↓

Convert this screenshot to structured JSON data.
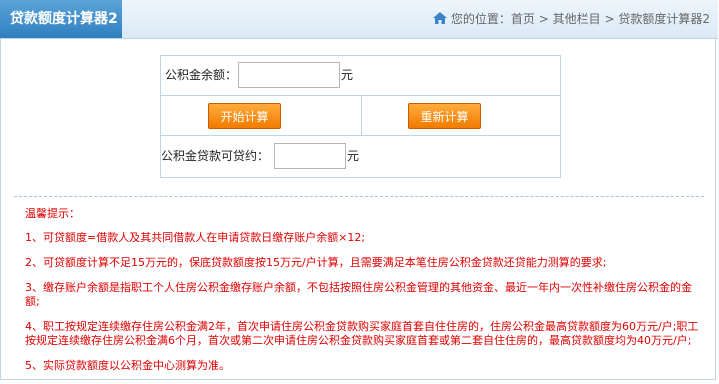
{
  "header": {
    "title": "贷款额度计算器2",
    "breadcrumb_prefix": "您的位置：",
    "crumbs": [
      "首页",
      "其他栏目",
      "贷款额度计算器2"
    ],
    "separator": ">"
  },
  "form": {
    "balance_label": "公积金余额：",
    "balance_value": "",
    "balance_unit": "元",
    "start_button": "开始计算",
    "reset_button": "重新计算",
    "result_label": "公积金贷款可贷约：",
    "result_value": "",
    "result_unit": "元"
  },
  "tips": {
    "heading": "温馨提示：",
    "items": [
      "1、可贷额度=借款人及其共同借款人在申请贷款日缴存账户余额×12;",
      "2、可贷额度计算不足15万元的，保底贷款额度按15万元/户计算，且需要满足本笔住房公积金贷款还贷能力测算的要求;",
      "3、缴存账户余额是指职工个人住房公积金缴存账户余额，不包括按照住房公积金管理的其他资金、最近一年内一次性补缴住房公积金的金额;",
      "4、职工按规定连续缴存住房公积金满2年，首次申请住房公积金贷款购买家庭首套自住住房的，住房公积金最高贷款额度为60万元/户;职工按规定连续缴存住房公积金满6个月，首次或第二次申请住房公积金贷款购买家庭首套或第二套自住住房的，最高贷款额度均为40万元/户;",
      "5、实际贷款额度以公积金中心测算为准。"
    ]
  },
  "colors": {
    "header_tab": "#2f7fc0",
    "button": "#f17b00",
    "tip_text": "#e00000",
    "border": "#b9d6ea"
  },
  "icons": {
    "breadcrumb_home": "home-icon"
  }
}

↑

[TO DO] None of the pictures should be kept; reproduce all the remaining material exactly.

[RESPONSE BOX]
Convert this screenshot to structured JSON data.
{
  "header": {
    "title": "贷款额度计算器2",
    "breadcrumb_prefix": "您的位置：",
    "crumbs": [
      "首页",
      "其他栏目",
      "贷款额度计算器2"
    ],
    "separator": ">"
  },
  "form": {
    "balance_label": "公积金余额：",
    "balance_value": "",
    "balance_unit": "元",
    "start_button": "开始计算",
    "reset_button": "重新计算",
    "result_label": "公积金贷款可贷约：",
    "result_value": "",
    "result_unit": "元"
  },
  "tips": {
    "heading": "温馨提示：",
    "items": [
      "1、可贷额度=借款人及其共同借款人在申请贷款日缴存账户余额×12;",
      "2、可贷额度计算不足15万元的，保底贷款额度按15万元/户计算，且需要满足本笔住房公积金贷款还贷能力测算的要求;",
      "3、缴存账户余额是指职工个人住房公积金缴存账户余额，不包括按照住房公积金管理的其他资金、最近一年内一次性补缴住房公积金的金额;",
      "4、职工按规定连续缴存住房公积金满2年，首次申请住房公积金贷款购买家庭首套自住住房的，住房公积金最高贷款额度为60万元/户;职工按规定连续缴存住房公积金满6个月，首次或第二次申请住房公积金贷款购买家庭首套或第二套自住住房的，最高贷款额度均为40万元/户;",
      "5、实际贷款额度以公积金中心测算为准。"
    ]
  },
  "colors": {
    "header_tab": "#2f7fc0",
    "button": "#f17b00",
    "tip_text": "#e00000",
    "border": "#b9d6ea"
  },
  "icons": {
    "breadcrumb_home": "home-icon"
  }
}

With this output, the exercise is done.